What the task requires ▸
Please return every line of the records below that holds the word "this".
BEGIN Given data
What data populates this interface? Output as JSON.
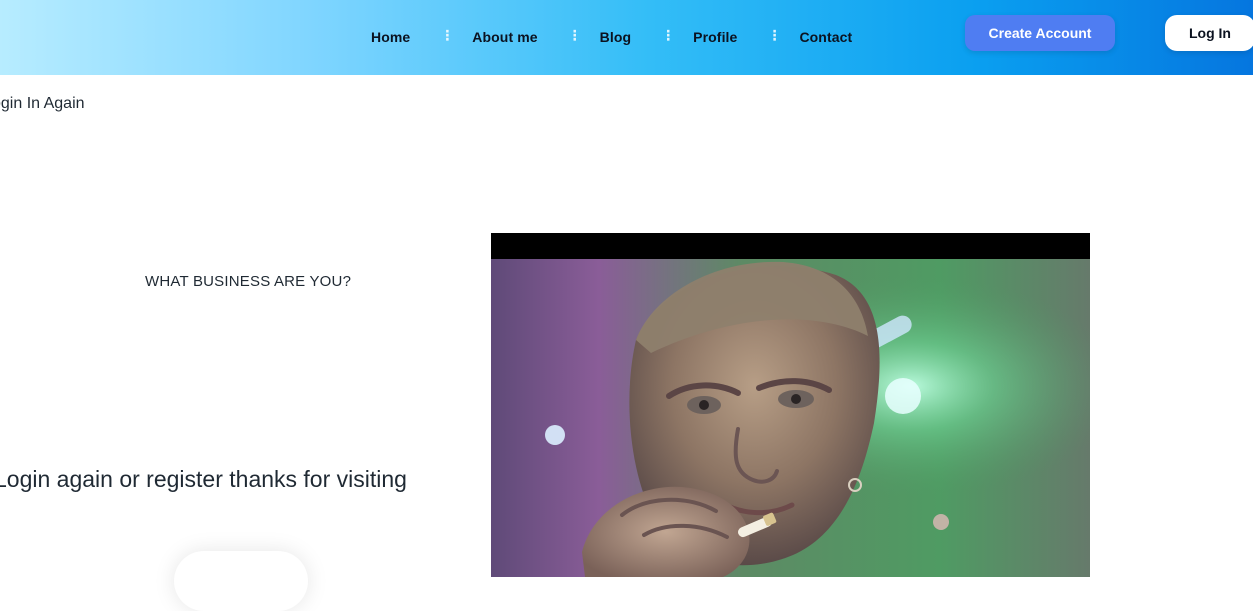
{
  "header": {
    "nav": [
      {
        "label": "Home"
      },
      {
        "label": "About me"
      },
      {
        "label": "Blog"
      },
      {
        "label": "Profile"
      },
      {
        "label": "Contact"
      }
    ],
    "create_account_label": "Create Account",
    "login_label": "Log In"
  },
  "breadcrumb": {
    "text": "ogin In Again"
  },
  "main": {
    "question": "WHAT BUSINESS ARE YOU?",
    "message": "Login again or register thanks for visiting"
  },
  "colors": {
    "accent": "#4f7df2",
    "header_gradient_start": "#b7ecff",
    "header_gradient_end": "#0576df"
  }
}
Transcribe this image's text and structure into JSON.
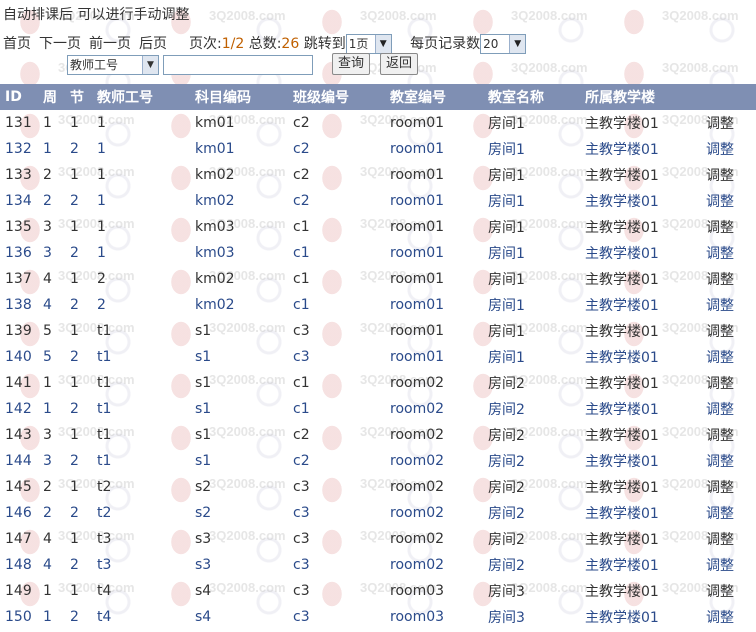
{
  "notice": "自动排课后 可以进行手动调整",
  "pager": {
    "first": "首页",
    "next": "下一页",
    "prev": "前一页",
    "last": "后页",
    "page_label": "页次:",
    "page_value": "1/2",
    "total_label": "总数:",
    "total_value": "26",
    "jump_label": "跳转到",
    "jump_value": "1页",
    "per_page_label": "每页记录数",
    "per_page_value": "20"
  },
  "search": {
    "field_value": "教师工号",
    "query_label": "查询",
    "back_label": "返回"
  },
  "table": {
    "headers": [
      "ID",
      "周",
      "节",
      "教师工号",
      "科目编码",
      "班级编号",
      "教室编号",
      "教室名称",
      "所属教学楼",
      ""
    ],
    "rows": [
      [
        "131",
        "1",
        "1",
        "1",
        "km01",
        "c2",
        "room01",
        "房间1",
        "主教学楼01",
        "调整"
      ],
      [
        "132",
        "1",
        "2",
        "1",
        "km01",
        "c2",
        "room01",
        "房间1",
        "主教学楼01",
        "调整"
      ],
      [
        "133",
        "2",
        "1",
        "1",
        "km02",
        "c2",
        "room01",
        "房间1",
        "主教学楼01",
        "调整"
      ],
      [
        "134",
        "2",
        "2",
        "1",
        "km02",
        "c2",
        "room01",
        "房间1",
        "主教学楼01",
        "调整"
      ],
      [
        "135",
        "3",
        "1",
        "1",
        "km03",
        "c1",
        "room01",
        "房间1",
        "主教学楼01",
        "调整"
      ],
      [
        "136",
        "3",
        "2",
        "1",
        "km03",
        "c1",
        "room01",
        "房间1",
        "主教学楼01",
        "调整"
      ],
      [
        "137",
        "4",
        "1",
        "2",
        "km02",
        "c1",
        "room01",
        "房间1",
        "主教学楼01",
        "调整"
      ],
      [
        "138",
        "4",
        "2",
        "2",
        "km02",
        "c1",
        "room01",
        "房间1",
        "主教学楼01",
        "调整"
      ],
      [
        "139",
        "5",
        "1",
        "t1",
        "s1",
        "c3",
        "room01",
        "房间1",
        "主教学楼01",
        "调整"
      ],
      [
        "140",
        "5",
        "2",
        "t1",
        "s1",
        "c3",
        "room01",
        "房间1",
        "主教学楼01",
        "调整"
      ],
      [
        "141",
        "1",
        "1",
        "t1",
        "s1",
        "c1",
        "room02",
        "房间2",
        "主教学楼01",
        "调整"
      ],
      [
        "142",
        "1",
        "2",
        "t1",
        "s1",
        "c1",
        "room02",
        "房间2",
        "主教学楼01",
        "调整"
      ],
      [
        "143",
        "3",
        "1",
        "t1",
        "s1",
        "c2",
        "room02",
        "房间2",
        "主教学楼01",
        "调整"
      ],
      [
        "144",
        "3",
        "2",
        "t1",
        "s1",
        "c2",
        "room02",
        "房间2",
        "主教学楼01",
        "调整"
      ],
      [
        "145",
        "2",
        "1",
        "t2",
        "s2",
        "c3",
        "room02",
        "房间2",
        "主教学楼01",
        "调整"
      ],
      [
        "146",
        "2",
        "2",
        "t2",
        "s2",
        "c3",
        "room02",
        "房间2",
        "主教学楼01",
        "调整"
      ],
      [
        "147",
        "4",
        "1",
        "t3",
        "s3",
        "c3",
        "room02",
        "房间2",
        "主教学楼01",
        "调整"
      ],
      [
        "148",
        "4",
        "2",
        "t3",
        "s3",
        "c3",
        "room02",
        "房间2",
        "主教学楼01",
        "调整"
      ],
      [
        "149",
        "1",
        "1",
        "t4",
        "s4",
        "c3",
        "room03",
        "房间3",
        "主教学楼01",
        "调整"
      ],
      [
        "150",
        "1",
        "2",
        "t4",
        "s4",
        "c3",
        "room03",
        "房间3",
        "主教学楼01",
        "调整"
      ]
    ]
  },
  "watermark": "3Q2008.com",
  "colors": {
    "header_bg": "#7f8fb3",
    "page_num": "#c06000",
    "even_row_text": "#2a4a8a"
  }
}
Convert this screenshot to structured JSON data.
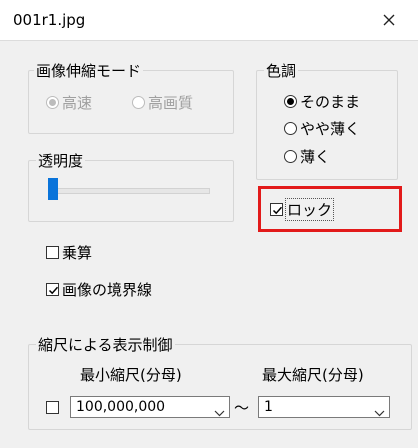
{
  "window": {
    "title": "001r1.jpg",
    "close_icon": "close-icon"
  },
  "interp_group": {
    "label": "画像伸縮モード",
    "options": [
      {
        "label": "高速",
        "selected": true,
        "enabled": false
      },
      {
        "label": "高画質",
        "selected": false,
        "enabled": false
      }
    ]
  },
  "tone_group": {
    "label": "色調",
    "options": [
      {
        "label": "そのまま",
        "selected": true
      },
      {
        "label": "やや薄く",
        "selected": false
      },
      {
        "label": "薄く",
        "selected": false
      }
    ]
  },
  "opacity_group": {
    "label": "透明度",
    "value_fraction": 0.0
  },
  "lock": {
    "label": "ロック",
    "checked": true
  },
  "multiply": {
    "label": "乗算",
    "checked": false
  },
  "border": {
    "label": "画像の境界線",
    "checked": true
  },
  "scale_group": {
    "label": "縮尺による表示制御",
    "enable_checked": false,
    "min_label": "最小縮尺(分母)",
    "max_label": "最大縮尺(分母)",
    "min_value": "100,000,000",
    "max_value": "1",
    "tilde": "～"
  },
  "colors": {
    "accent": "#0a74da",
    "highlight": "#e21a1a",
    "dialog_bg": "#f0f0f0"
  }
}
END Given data
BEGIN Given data
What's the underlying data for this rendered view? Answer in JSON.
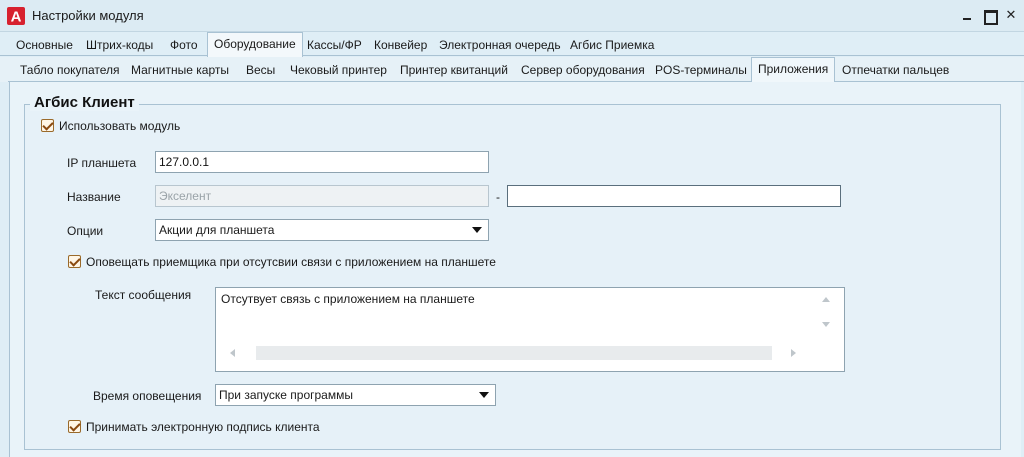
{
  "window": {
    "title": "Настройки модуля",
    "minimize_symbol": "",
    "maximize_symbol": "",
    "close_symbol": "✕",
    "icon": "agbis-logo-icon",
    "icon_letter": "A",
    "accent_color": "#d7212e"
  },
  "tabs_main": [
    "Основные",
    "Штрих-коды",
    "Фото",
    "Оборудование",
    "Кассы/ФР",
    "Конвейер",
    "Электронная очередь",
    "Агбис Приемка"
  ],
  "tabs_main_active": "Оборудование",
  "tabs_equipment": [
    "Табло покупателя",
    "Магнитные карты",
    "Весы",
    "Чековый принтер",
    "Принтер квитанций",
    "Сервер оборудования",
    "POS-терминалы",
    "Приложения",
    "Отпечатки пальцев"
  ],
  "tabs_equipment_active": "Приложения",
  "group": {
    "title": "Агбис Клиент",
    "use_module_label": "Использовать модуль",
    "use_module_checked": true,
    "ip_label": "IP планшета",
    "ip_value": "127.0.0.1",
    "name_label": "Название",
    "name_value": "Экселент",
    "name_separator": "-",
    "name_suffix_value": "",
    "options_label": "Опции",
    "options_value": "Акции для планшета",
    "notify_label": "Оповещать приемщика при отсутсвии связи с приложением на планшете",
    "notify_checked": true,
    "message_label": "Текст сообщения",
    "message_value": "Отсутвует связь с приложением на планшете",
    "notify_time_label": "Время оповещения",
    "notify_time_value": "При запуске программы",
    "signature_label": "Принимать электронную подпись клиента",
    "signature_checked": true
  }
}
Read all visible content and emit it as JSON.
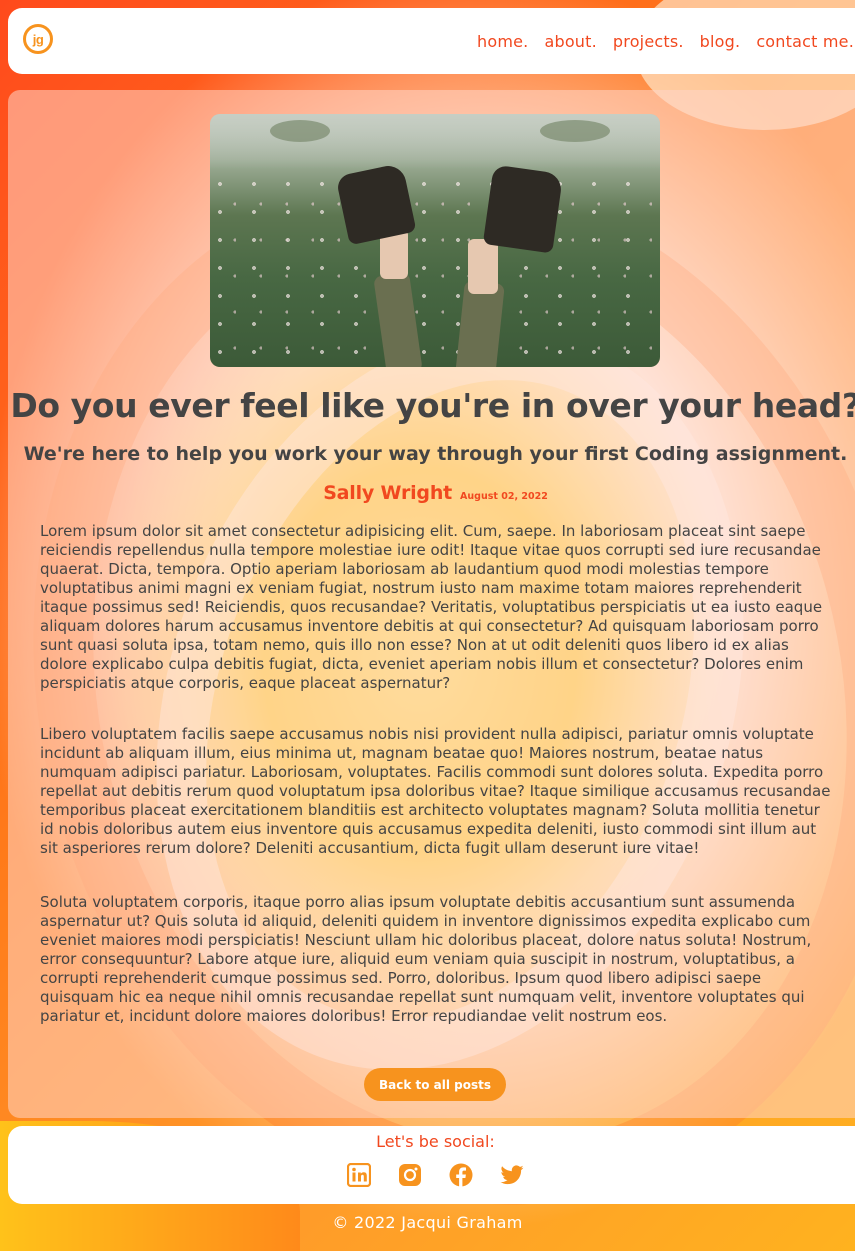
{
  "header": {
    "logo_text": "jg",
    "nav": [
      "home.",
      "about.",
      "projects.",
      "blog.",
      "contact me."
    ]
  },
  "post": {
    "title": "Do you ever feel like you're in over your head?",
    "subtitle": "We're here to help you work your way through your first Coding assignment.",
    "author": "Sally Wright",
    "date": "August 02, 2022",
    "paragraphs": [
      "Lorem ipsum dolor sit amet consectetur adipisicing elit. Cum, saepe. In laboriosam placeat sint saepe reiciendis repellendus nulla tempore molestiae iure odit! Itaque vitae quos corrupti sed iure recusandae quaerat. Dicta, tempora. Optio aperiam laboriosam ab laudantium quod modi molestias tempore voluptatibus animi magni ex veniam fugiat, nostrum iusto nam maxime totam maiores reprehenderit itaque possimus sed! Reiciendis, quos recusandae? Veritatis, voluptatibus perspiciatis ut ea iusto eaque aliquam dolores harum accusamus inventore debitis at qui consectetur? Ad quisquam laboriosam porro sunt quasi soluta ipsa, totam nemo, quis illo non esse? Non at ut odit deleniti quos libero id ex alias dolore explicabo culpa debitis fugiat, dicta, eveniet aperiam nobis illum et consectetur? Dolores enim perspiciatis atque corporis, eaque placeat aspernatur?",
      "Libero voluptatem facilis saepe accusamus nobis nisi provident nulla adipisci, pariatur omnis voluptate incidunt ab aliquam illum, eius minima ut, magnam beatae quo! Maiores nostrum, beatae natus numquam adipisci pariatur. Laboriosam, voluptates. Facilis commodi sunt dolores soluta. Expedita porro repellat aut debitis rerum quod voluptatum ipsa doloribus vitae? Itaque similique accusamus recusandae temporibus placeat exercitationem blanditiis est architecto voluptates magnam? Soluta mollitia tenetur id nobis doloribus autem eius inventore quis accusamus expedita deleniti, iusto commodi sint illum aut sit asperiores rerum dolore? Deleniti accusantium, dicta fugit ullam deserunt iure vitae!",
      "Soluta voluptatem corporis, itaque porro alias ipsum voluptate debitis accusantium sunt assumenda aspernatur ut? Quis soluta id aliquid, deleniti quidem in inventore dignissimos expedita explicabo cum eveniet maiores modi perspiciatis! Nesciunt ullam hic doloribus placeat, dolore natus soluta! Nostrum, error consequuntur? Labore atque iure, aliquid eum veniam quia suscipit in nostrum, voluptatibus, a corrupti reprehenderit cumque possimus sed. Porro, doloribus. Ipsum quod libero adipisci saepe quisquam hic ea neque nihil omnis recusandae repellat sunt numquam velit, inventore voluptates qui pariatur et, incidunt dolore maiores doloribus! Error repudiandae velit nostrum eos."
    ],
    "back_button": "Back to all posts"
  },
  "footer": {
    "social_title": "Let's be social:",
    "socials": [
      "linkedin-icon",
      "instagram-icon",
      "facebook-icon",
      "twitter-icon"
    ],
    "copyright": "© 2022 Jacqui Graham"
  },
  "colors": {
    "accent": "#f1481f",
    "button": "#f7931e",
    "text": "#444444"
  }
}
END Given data
Answer space ▸
What data populates this interface? Output as JSON.
Transcribe this image's text and structure into JSON.
Convert this screenshot to structured JSON data.
What's the underlying data for this rendered view? Answer in JSON.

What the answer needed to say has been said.